Some of this talent you may need to hire at some point, but if the skillset is niche and not core to the product itself, then you’re best off trying to leverage it from your partner.

Even if you are in a partnership that is working well and giving you the resources and support you need, one issue will still consume you: freedom. Specifically, how much freedom will you have to pursue other partnerships and explore other opportunities outside of what you are doing with your partner?

According to the panel, the answer to that question should be complete freedom. In fact, unless the pharma company is a fiduciary partner with restrictions on what you can and can’t do with the technology, you should feel free to pursue any relationships you see fit. In fact, your partner should encourage you to apply your technology and skillsets to other companies as well.

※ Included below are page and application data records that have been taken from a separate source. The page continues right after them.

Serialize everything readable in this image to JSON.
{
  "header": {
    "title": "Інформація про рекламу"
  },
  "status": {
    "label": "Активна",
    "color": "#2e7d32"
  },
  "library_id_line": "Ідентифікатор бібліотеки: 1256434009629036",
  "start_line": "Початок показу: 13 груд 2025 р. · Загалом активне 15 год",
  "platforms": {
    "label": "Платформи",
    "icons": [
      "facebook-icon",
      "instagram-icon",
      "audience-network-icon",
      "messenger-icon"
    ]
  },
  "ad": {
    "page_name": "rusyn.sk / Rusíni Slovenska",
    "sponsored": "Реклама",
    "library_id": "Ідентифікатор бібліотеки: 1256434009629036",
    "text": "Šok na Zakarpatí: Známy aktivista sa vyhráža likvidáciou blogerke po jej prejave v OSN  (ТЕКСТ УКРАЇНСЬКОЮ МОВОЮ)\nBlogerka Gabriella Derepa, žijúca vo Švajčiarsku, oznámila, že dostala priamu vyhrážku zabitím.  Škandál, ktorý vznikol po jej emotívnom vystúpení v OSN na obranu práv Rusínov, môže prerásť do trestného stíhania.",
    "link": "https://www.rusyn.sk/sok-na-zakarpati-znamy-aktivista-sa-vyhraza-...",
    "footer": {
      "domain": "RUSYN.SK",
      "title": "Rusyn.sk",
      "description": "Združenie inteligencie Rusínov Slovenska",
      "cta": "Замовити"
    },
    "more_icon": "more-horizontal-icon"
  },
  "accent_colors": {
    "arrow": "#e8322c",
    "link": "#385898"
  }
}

According to one panelist, “From the pharma company perspective, it’s even better if [the smaller company grows] but you stay connected to them. If that happens, you are growing your knowledge base as they grow theirs. But you need to recognize that, in the end, you will not own it all.”

Another added, “The earlier you are in the stage of development, the more of the ownership that should reside with the innovating company. They are closer to the technology and have more of the expertise. And most Big Pharma companies would admit that their expertise lies in doing larger, Phase 2 and Phase 3, clinical trials.”

Keeping more control in the hands of the innovator may also result in more doors opening. If a Big Pharma company takes the lead on a drug, they may not look at other potential uses for that drug the same way the innovating company might. The innovator will generally know (better than the partner) what other potential uses there are for a product. If that innovating company elects to get into an out-licensing arrangement, it will be very difficult to get the drug back or have much of a say in the entire development process.

Try as you might, not all partnering agreements will go as planned. Even if you spent a considerable amount of time and effort selecting the right partner, some partnerships are just not meant to be. The session closed with the panelists discussing a deal that did not go as planned. After all, even if a drug has potential, it may simply end up not being a fit for the company you partnered with.

Oftentimes when a deal goes astray, it can be the result of a shift in the priorities of the pharma company. If the science doesn’t work out or takes a lot longer than expected, the issue of prioritization will arise. The smaller innovator company can easily find itself moved from a large position in the pharma organization to a secondary position. That type of a move also can result from something as simple as a change in management or the company reshuffling its resources. Those changes can happen overnight, and when they do, the project becomes a nightmare, and getting out can be very difficult.

If that happens, you have to focus on a smooth transition out of the agreement. The last thing you want is for a severing of the partnership to affect you negatively and jeopardize your chances of striking a new partnership with a different company.

Having something in the legal agreement that addresses ownership of the data and the support you will receive during the transition period will make the process go easier. When drawing up the initial agreements, it is easy to make the mistake of looking at it only from the perspective of everything working out as planned. To play it safe, step back and look at the agreements from the perspective of nothing going as originally planned. That will help you identify areas of weakness and risk in the documents.

“Sometimes there is a silver lining there,” noted one panelist in closing. “This may be a shiny new car that you invested money into, and which has value, and which has now been given back to you. You now have the ability to do something else with it. With the right partner, you can still bring the technology back and make it a success. The breakdown in one partnership may simply be the start of something new.”